◆ Exercise goal: Apart from the pictures, every entry below should be repeated exactly.

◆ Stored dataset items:
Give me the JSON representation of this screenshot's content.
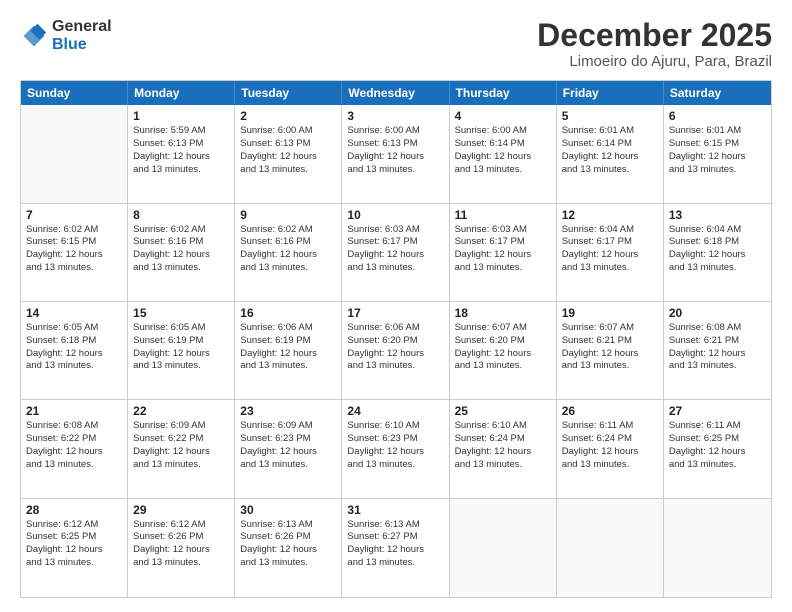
{
  "header": {
    "logo_general": "General",
    "logo_blue": "Blue",
    "month_title": "December 2025",
    "location": "Limoeiro do Ajuru, Para, Brazil"
  },
  "calendar": {
    "days_of_week": [
      "Sunday",
      "Monday",
      "Tuesday",
      "Wednesday",
      "Thursday",
      "Friday",
      "Saturday"
    ],
    "weeks": [
      [
        {
          "day": "",
          "lines": []
        },
        {
          "day": "1",
          "lines": [
            "Sunrise: 5:59 AM",
            "Sunset: 6:13 PM",
            "Daylight: 12 hours",
            "and 13 minutes."
          ]
        },
        {
          "day": "2",
          "lines": [
            "Sunrise: 6:00 AM",
            "Sunset: 6:13 PM",
            "Daylight: 12 hours",
            "and 13 minutes."
          ]
        },
        {
          "day": "3",
          "lines": [
            "Sunrise: 6:00 AM",
            "Sunset: 6:13 PM",
            "Daylight: 12 hours",
            "and 13 minutes."
          ]
        },
        {
          "day": "4",
          "lines": [
            "Sunrise: 6:00 AM",
            "Sunset: 6:14 PM",
            "Daylight: 12 hours",
            "and 13 minutes."
          ]
        },
        {
          "day": "5",
          "lines": [
            "Sunrise: 6:01 AM",
            "Sunset: 6:14 PM",
            "Daylight: 12 hours",
            "and 13 minutes."
          ]
        },
        {
          "day": "6",
          "lines": [
            "Sunrise: 6:01 AM",
            "Sunset: 6:15 PM",
            "Daylight: 12 hours",
            "and 13 minutes."
          ]
        }
      ],
      [
        {
          "day": "7",
          "lines": [
            "Sunrise: 6:02 AM",
            "Sunset: 6:15 PM",
            "Daylight: 12 hours",
            "and 13 minutes."
          ]
        },
        {
          "day": "8",
          "lines": [
            "Sunrise: 6:02 AM",
            "Sunset: 6:16 PM",
            "Daylight: 12 hours",
            "and 13 minutes."
          ]
        },
        {
          "day": "9",
          "lines": [
            "Sunrise: 6:02 AM",
            "Sunset: 6:16 PM",
            "Daylight: 12 hours",
            "and 13 minutes."
          ]
        },
        {
          "day": "10",
          "lines": [
            "Sunrise: 6:03 AM",
            "Sunset: 6:17 PM",
            "Daylight: 12 hours",
            "and 13 minutes."
          ]
        },
        {
          "day": "11",
          "lines": [
            "Sunrise: 6:03 AM",
            "Sunset: 6:17 PM",
            "Daylight: 12 hours",
            "and 13 minutes."
          ]
        },
        {
          "day": "12",
          "lines": [
            "Sunrise: 6:04 AM",
            "Sunset: 6:17 PM",
            "Daylight: 12 hours",
            "and 13 minutes."
          ]
        },
        {
          "day": "13",
          "lines": [
            "Sunrise: 6:04 AM",
            "Sunset: 6:18 PM",
            "Daylight: 12 hours",
            "and 13 minutes."
          ]
        }
      ],
      [
        {
          "day": "14",
          "lines": [
            "Sunrise: 6:05 AM",
            "Sunset: 6:18 PM",
            "Daylight: 12 hours",
            "and 13 minutes."
          ]
        },
        {
          "day": "15",
          "lines": [
            "Sunrise: 6:05 AM",
            "Sunset: 6:19 PM",
            "Daylight: 12 hours",
            "and 13 minutes."
          ]
        },
        {
          "day": "16",
          "lines": [
            "Sunrise: 6:06 AM",
            "Sunset: 6:19 PM",
            "Daylight: 12 hours",
            "and 13 minutes."
          ]
        },
        {
          "day": "17",
          "lines": [
            "Sunrise: 6:06 AM",
            "Sunset: 6:20 PM",
            "Daylight: 12 hours",
            "and 13 minutes."
          ]
        },
        {
          "day": "18",
          "lines": [
            "Sunrise: 6:07 AM",
            "Sunset: 6:20 PM",
            "Daylight: 12 hours",
            "and 13 minutes."
          ]
        },
        {
          "day": "19",
          "lines": [
            "Sunrise: 6:07 AM",
            "Sunset: 6:21 PM",
            "Daylight: 12 hours",
            "and 13 minutes."
          ]
        },
        {
          "day": "20",
          "lines": [
            "Sunrise: 6:08 AM",
            "Sunset: 6:21 PM",
            "Daylight: 12 hours",
            "and 13 minutes."
          ]
        }
      ],
      [
        {
          "day": "21",
          "lines": [
            "Sunrise: 6:08 AM",
            "Sunset: 6:22 PM",
            "Daylight: 12 hours",
            "and 13 minutes."
          ]
        },
        {
          "day": "22",
          "lines": [
            "Sunrise: 6:09 AM",
            "Sunset: 6:22 PM",
            "Daylight: 12 hours",
            "and 13 minutes."
          ]
        },
        {
          "day": "23",
          "lines": [
            "Sunrise: 6:09 AM",
            "Sunset: 6:23 PM",
            "Daylight: 12 hours",
            "and 13 minutes."
          ]
        },
        {
          "day": "24",
          "lines": [
            "Sunrise: 6:10 AM",
            "Sunset: 6:23 PM",
            "Daylight: 12 hours",
            "and 13 minutes."
          ]
        },
        {
          "day": "25",
          "lines": [
            "Sunrise: 6:10 AM",
            "Sunset: 6:24 PM",
            "Daylight: 12 hours",
            "and 13 minutes."
          ]
        },
        {
          "day": "26",
          "lines": [
            "Sunrise: 6:11 AM",
            "Sunset: 6:24 PM",
            "Daylight: 12 hours",
            "and 13 minutes."
          ]
        },
        {
          "day": "27",
          "lines": [
            "Sunrise: 6:11 AM",
            "Sunset: 6:25 PM",
            "Daylight: 12 hours",
            "and 13 minutes."
          ]
        }
      ],
      [
        {
          "day": "28",
          "lines": [
            "Sunrise: 6:12 AM",
            "Sunset: 6:25 PM",
            "Daylight: 12 hours",
            "and 13 minutes."
          ]
        },
        {
          "day": "29",
          "lines": [
            "Sunrise: 6:12 AM",
            "Sunset: 6:26 PM",
            "Daylight: 12 hours",
            "and 13 minutes."
          ]
        },
        {
          "day": "30",
          "lines": [
            "Sunrise: 6:13 AM",
            "Sunset: 6:26 PM",
            "Daylight: 12 hours",
            "and 13 minutes."
          ]
        },
        {
          "day": "31",
          "lines": [
            "Sunrise: 6:13 AM",
            "Sunset: 6:27 PM",
            "Daylight: 12 hours",
            "and 13 minutes."
          ]
        },
        {
          "day": "",
          "lines": []
        },
        {
          "day": "",
          "lines": []
        },
        {
          "day": "",
          "lines": []
        }
      ]
    ]
  }
}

◆ Answer section:
Give me the JSON representation of this screenshot's content.
{
  "header": {
    "logo_general": "General",
    "logo_blue": "Blue",
    "month_title": "December 2025",
    "location": "Limoeiro do Ajuru, Para, Brazil"
  },
  "calendar": {
    "days_of_week": [
      "Sunday",
      "Monday",
      "Tuesday",
      "Wednesday",
      "Thursday",
      "Friday",
      "Saturday"
    ],
    "weeks": [
      [
        {
          "day": "",
          "lines": []
        },
        {
          "day": "1",
          "lines": [
            "Sunrise: 5:59 AM",
            "Sunset: 6:13 PM",
            "Daylight: 12 hours",
            "and 13 minutes."
          ]
        },
        {
          "day": "2",
          "lines": [
            "Sunrise: 6:00 AM",
            "Sunset: 6:13 PM",
            "Daylight: 12 hours",
            "and 13 minutes."
          ]
        },
        {
          "day": "3",
          "lines": [
            "Sunrise: 6:00 AM",
            "Sunset: 6:13 PM",
            "Daylight: 12 hours",
            "and 13 minutes."
          ]
        },
        {
          "day": "4",
          "lines": [
            "Sunrise: 6:00 AM",
            "Sunset: 6:14 PM",
            "Daylight: 12 hours",
            "and 13 minutes."
          ]
        },
        {
          "day": "5",
          "lines": [
            "Sunrise: 6:01 AM",
            "Sunset: 6:14 PM",
            "Daylight: 12 hours",
            "and 13 minutes."
          ]
        },
        {
          "day": "6",
          "lines": [
            "Sunrise: 6:01 AM",
            "Sunset: 6:15 PM",
            "Daylight: 12 hours",
            "and 13 minutes."
          ]
        }
      ],
      [
        {
          "day": "7",
          "lines": [
            "Sunrise: 6:02 AM",
            "Sunset: 6:15 PM",
            "Daylight: 12 hours",
            "and 13 minutes."
          ]
        },
        {
          "day": "8",
          "lines": [
            "Sunrise: 6:02 AM",
            "Sunset: 6:16 PM",
            "Daylight: 12 hours",
            "and 13 minutes."
          ]
        },
        {
          "day": "9",
          "lines": [
            "Sunrise: 6:02 AM",
            "Sunset: 6:16 PM",
            "Daylight: 12 hours",
            "and 13 minutes."
          ]
        },
        {
          "day": "10",
          "lines": [
            "Sunrise: 6:03 AM",
            "Sunset: 6:17 PM",
            "Daylight: 12 hours",
            "and 13 minutes."
          ]
        },
        {
          "day": "11",
          "lines": [
            "Sunrise: 6:03 AM",
            "Sunset: 6:17 PM",
            "Daylight: 12 hours",
            "and 13 minutes."
          ]
        },
        {
          "day": "12",
          "lines": [
            "Sunrise: 6:04 AM",
            "Sunset: 6:17 PM",
            "Daylight: 12 hours",
            "and 13 minutes."
          ]
        },
        {
          "day": "13",
          "lines": [
            "Sunrise: 6:04 AM",
            "Sunset: 6:18 PM",
            "Daylight: 12 hours",
            "and 13 minutes."
          ]
        }
      ],
      [
        {
          "day": "14",
          "lines": [
            "Sunrise: 6:05 AM",
            "Sunset: 6:18 PM",
            "Daylight: 12 hours",
            "and 13 minutes."
          ]
        },
        {
          "day": "15",
          "lines": [
            "Sunrise: 6:05 AM",
            "Sunset: 6:19 PM",
            "Daylight: 12 hours",
            "and 13 minutes."
          ]
        },
        {
          "day": "16",
          "lines": [
            "Sunrise: 6:06 AM",
            "Sunset: 6:19 PM",
            "Daylight: 12 hours",
            "and 13 minutes."
          ]
        },
        {
          "day": "17",
          "lines": [
            "Sunrise: 6:06 AM",
            "Sunset: 6:20 PM",
            "Daylight: 12 hours",
            "and 13 minutes."
          ]
        },
        {
          "day": "18",
          "lines": [
            "Sunrise: 6:07 AM",
            "Sunset: 6:20 PM",
            "Daylight: 12 hours",
            "and 13 minutes."
          ]
        },
        {
          "day": "19",
          "lines": [
            "Sunrise: 6:07 AM",
            "Sunset: 6:21 PM",
            "Daylight: 12 hours",
            "and 13 minutes."
          ]
        },
        {
          "day": "20",
          "lines": [
            "Sunrise: 6:08 AM",
            "Sunset: 6:21 PM",
            "Daylight: 12 hours",
            "and 13 minutes."
          ]
        }
      ],
      [
        {
          "day": "21",
          "lines": [
            "Sunrise: 6:08 AM",
            "Sunset: 6:22 PM",
            "Daylight: 12 hours",
            "and 13 minutes."
          ]
        },
        {
          "day": "22",
          "lines": [
            "Sunrise: 6:09 AM",
            "Sunset: 6:22 PM",
            "Daylight: 12 hours",
            "and 13 minutes."
          ]
        },
        {
          "day": "23",
          "lines": [
            "Sunrise: 6:09 AM",
            "Sunset: 6:23 PM",
            "Daylight: 12 hours",
            "and 13 minutes."
          ]
        },
        {
          "day": "24",
          "lines": [
            "Sunrise: 6:10 AM",
            "Sunset: 6:23 PM",
            "Daylight: 12 hours",
            "and 13 minutes."
          ]
        },
        {
          "day": "25",
          "lines": [
            "Sunrise: 6:10 AM",
            "Sunset: 6:24 PM",
            "Daylight: 12 hours",
            "and 13 minutes."
          ]
        },
        {
          "day": "26",
          "lines": [
            "Sunrise: 6:11 AM",
            "Sunset: 6:24 PM",
            "Daylight: 12 hours",
            "and 13 minutes."
          ]
        },
        {
          "day": "27",
          "lines": [
            "Sunrise: 6:11 AM",
            "Sunset: 6:25 PM",
            "Daylight: 12 hours",
            "and 13 minutes."
          ]
        }
      ],
      [
        {
          "day": "28",
          "lines": [
            "Sunrise: 6:12 AM",
            "Sunset: 6:25 PM",
            "Daylight: 12 hours",
            "and 13 minutes."
          ]
        },
        {
          "day": "29",
          "lines": [
            "Sunrise: 6:12 AM",
            "Sunset: 6:26 PM",
            "Daylight: 12 hours",
            "and 13 minutes."
          ]
        },
        {
          "day": "30",
          "lines": [
            "Sunrise: 6:13 AM",
            "Sunset: 6:26 PM",
            "Daylight: 12 hours",
            "and 13 minutes."
          ]
        },
        {
          "day": "31",
          "lines": [
            "Sunrise: 6:13 AM",
            "Sunset: 6:27 PM",
            "Daylight: 12 hours",
            "and 13 minutes."
          ]
        },
        {
          "day": "",
          "lines": []
        },
        {
          "day": "",
          "lines": []
        },
        {
          "day": "",
          "lines": []
        }
      ]
    ]
  }
}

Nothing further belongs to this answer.